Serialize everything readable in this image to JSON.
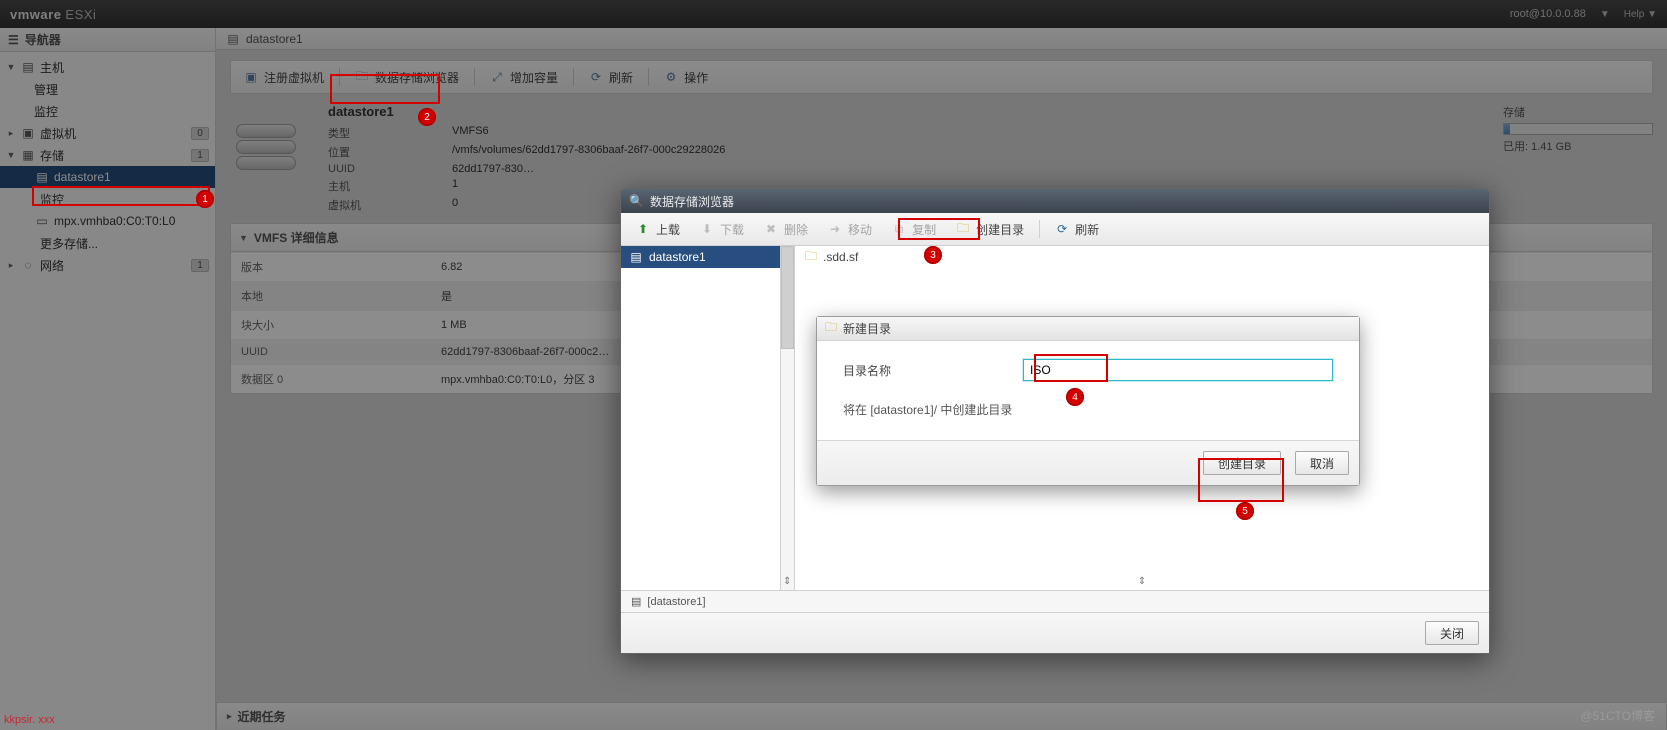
{
  "brand": {
    "main": "vmware",
    "sub": "ESXi"
  },
  "user": "root@10.0.0.88",
  "nav": {
    "title": "导航器",
    "host": {
      "label": "主机",
      "children": [
        {
          "label": "管理"
        },
        {
          "label": "监控"
        }
      ]
    },
    "vm": {
      "label": "虚拟机",
      "count": "0"
    },
    "storage": {
      "label": "存储",
      "count": "1",
      "children": [
        {
          "label": "datastore1",
          "selected": true
        },
        {
          "label": "监控"
        },
        {
          "label": "mpx.vmhba0:C0:T0:L0"
        },
        {
          "label": "更多存储..."
        }
      ]
    },
    "network": {
      "label": "网络",
      "count": "1"
    }
  },
  "crumb": {
    "label": "datastore1"
  },
  "toolbar": {
    "register": "注册虚拟机",
    "browser": "数据存储浏览器",
    "extend": "增加容量",
    "refresh": "刷新",
    "actions": "操作"
  },
  "summary": {
    "title": "datastore1",
    "rows": {
      "type": {
        "k": "类型",
        "v": "VMFS6"
      },
      "location": {
        "k": "位置",
        "v": "/vmfs/volumes/62dd1797-8306baaf-26f7-000c29228026"
      },
      "uuid": {
        "k": "UUID",
        "v": "62dd1797-830…"
      },
      "hosts": {
        "k": "主机",
        "v": "1"
      },
      "vms": {
        "k": "虚拟机",
        "v": "0"
      }
    },
    "storage": {
      "label": "存储",
      "used": "已用: 1.41 GB"
    }
  },
  "vmfs": {
    "header": "VMFS 详细信息",
    "rows": [
      {
        "k": "版本",
        "v": "6.82"
      },
      {
        "k": "本地",
        "v": "是"
      },
      {
        "k": "块大小",
        "v": "1 MB"
      },
      {
        "k": "UUID",
        "v": "62dd1797-8306baaf-26f7-000c2…"
      },
      {
        "k": "数据区 0",
        "v": "mpx.vmhba0:C0:T0:L0，分区 3"
      }
    ]
  },
  "tasks": {
    "header": "近期任务"
  },
  "browser": {
    "title": "数据存储浏览器",
    "tb": {
      "upload": "上载",
      "download": "下载",
      "delete": "删除",
      "move": "移动",
      "copy": "复制",
      "mkdir": "创建目录",
      "refresh": "刷新"
    },
    "tree_item": "datastore1",
    "list_item": ".sdd.sf",
    "status": "[datastore1]",
    "close": "关闭"
  },
  "mkdir": {
    "title": "新建目录",
    "label": "目录名称",
    "value": "ISO",
    "hint": "将在 [datastore1]/ 中创建此目录",
    "ok": "创建目录",
    "cancel": "取消"
  },
  "watermark": "@51CTO博客",
  "watermark_left": "kkpsir. xxx",
  "callouts": {
    "1": "1",
    "2": "2",
    "3": "3",
    "4": "4",
    "5": "5"
  }
}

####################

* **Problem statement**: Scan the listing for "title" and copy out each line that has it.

* **Solution**:
    "title": "导航器",
    "title": "datastore1",
    "title": "数据存储浏览器",
    "title": "新建目录",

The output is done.